Recently we posted a video with Glen Peterson discussing how he holds his paddle. We thought we would dive into a more detailed discussion on the topic.
While this quick video is a great guide for pickleball players of all skill levels to consider, it is important to fully understand the different aspects of how the way you hold your paddle affects your shots so that you can make a choice that best compliments your game. In this post we discuss grip types and grip pressure so that you can continue to progress as a pickleball player.
While there are many variations, grip type is typically broken down into Continental and Eastern. These two grips are the most popular because they hold the paddle in a neutral position that allows you to hit both forehand and backhand shots without changing the position of your hand on the paddle. As Glen discussed in the video above, the majority of advanced players have started to drift towards the Eastern grip that he displays in the video.
The Continental grip may likely be how you first picked up a paddle, and is a great choice for beginners. To visually understand this grip, think of picking up a hammer, with the edge of your paddle being the mallet on the end that you strike a nail with. Holding your paddle like this situates the paddle neutrally in your hand, giving you great control near the net, but making it slightly more difficult to hit passes and drives from the baseline.
Often described as “shaking hands” with the paddle, the Eastern grip shifts the paddle slightly in your hand to allow you to add power to both your forehand and backhand shots. Basically, you rotate your hand slightly clockwise as a righty, or slightly counterclockwise as a lefty, to hold the third bevel instead of the second bevel of the handle. This grip provides a little leverage and positioning that will help you impart power and spin on the ball.
For a more detailed dive into these grip styles, check out our previous blog on Continental vs Eastern Grip - PickleballCentral.com
Regardless of your preferred grip style, you have the option to either extend your index finger up onto the paddle, or leave it wrapped around the handle with the rest of your hand. Again, it is a matter of preference that you can experiment with to find what feels most comfortable and best suits your playing style.
Placing your index finger on the edge of the paddle or even on the lower part of the hitting surface locks your wrist in place, much like a golf grip. The result is a cohesive lever from your elbow down that helps you be more precise with drop shots, resets, and dinks, but gives you a bit less leverage for drives. Also, with the index finger placed up the back of paddle face, occasionally when hitting backhand shots the ball might bounce off the finger causing a potential miss-hit or discomfort, but this doesn't happen very often.
Situating your hand lower on the handle and wrapping your index finger around the grip does the opposite of the finger up grip and lets you manipulate your wrist more.
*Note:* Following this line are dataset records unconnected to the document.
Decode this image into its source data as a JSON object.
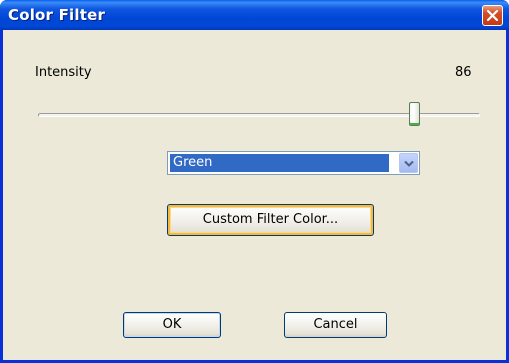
{
  "window": {
    "title": "Color Filter",
    "close_icon": "close-x-icon"
  },
  "intensity": {
    "label": "Intensity",
    "value": "86",
    "min": 0,
    "max": 100,
    "level": 86
  },
  "color_select": {
    "selected": "Green",
    "arrow_icon": "chevron-down-icon"
  },
  "buttons": {
    "custom_color": "Custom Filter Color...",
    "ok": "OK",
    "cancel": "Cancel"
  },
  "colors": {
    "titlebar": "#0047d6",
    "client_bg": "#ece9d8",
    "selection": "#316ac5",
    "close_button": "#c43a12",
    "focus_highlight": "#f8b83c"
  }
}
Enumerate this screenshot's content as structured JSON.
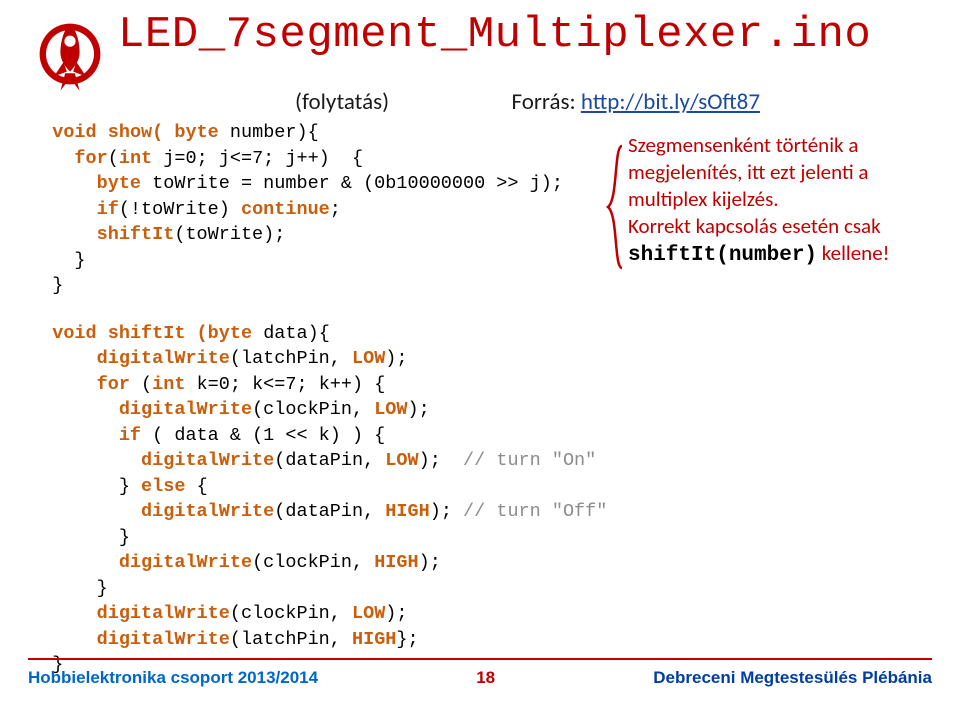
{
  "header": {
    "title": "LED_7segment_Multiplexer.ino",
    "subtitle": "(folytatás)",
    "source_label": "Forrás: ",
    "source_link": "http://bit.ly/sOft87"
  },
  "code": {
    "show_fn": {
      "sig_void": "void",
      "sig_name": " show( ",
      "sig_byte": "byte",
      "sig_rest": " number){",
      "l2_for": "for",
      "l2_int": "int",
      "l2_rest": " j=0; j<=7; j++)  {",
      "l3_byte": "byte",
      "l3_rest": " toWrite = number & (0b10000000 >> j);",
      "l4_if": "if",
      "l4_rest": "(!toWrite) ",
      "l4_cont": "continue",
      "l4_semi": ";",
      "l5_call": "shiftIt",
      "l5_rest": "(toWrite);",
      "l6": "}",
      "l7": "}"
    },
    "shift_fn": {
      "sig_void": "void",
      "sig_name": " shiftIt (",
      "sig_byte": "byte",
      "sig_rest": " data){",
      "l2_fn": "digitalWrite",
      "l2_rest": "(latchPin, ",
      "l2_low": "LOW",
      "l2_end": ");",
      "l3_for": "for",
      "l3_rest": " (",
      "l3_int": "int",
      "l3_rest2": " k=0; k<=7; k++) {",
      "l4_fn": "digitalWrite",
      "l4_rest": "(clockPin, ",
      "l4_low": "LOW",
      "l4_end": ");",
      "l5_if": "if",
      "l5_rest": " ( data & (1 << k) ) {",
      "l6_fn": "digitalWrite",
      "l6_rest": "(dataPin, ",
      "l6_low": "LOW",
      "l6_end": ");  ",
      "l6_cmt": "// turn \"On\"",
      "l7_else": "else",
      "l7_rest": " {",
      "l7_close": "} ",
      "l8_fn": "digitalWrite",
      "l8_rest": "(dataPin, ",
      "l8_high": "HIGH",
      "l8_end": "); ",
      "l8_cmt": "// turn \"Off\"",
      "l9": "}",
      "l10_fn": "digitalWrite",
      "l10_rest": "(clockPin, ",
      "l10_high": "HIGH",
      "l10_end": ");",
      "l11": "}",
      "l12_fn": "digitalWrite",
      "l12_rest": "(clockPin, ",
      "l12_low": "LOW",
      "l12_end": ");",
      "l13_fn": "digitalWrite",
      "l13_rest": "(latchPin, ",
      "l13_high": "HIGH",
      "l13_end": "};",
      "l14": "}"
    }
  },
  "note": {
    "line1": "Szegmensenként történik a megjelenítés, itt ezt jelenti  a multiplex kijelzés.",
    "line2a": "Korrekt kapcsolás esetén csak ",
    "line2mono": "shiftIt(number)",
    "line2b": " kellene!"
  },
  "footer": {
    "left": "Hobbielektronika csoport 2013/2014",
    "page": "18",
    "right": "Debreceni Megtestesülés Plébánia"
  }
}
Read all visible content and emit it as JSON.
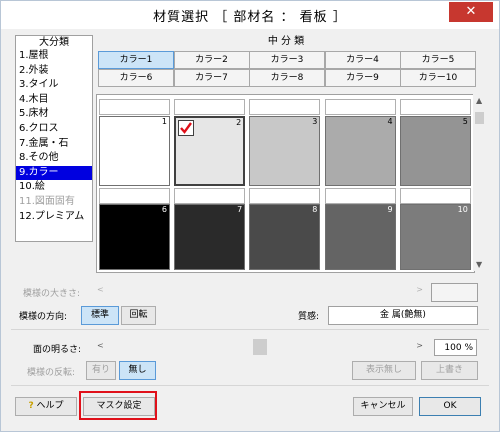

This wrist manipulation helps add leverage to your drives, allowing you to put more power and spin on your shots, making it a great choice for power shots.
Another variable in pickleball grips is grip pressure. As players progress in their pickleball skills, they typically discover that altering grip pressure depending on the type of shot can help with successful execution. For example, when hitting serves and powerful drives, holding the paddle with a firmer grip helps engage more of your arm and overall strength to deliver a more powerful shot. By contrast, when playing at the net and hitting softer dink shots or blocking drives your opponent may be delivering, holding the paddle with a softer grip (around 50% of full tightness) helps to deflect your opponent's power and pace, and allows you to respond with a softer shot. Exploring how grip pressure affects shot execution is an important step in improving one's pickleball skills.
Now that you understand the different grip styles and how they can help your game, it's time to head out to the courts and experiment! Whether you are using the tape method from our video above or simply moving the paddle around in your hand throughout a session, you should be able to find a comfortable grip that helps you excel.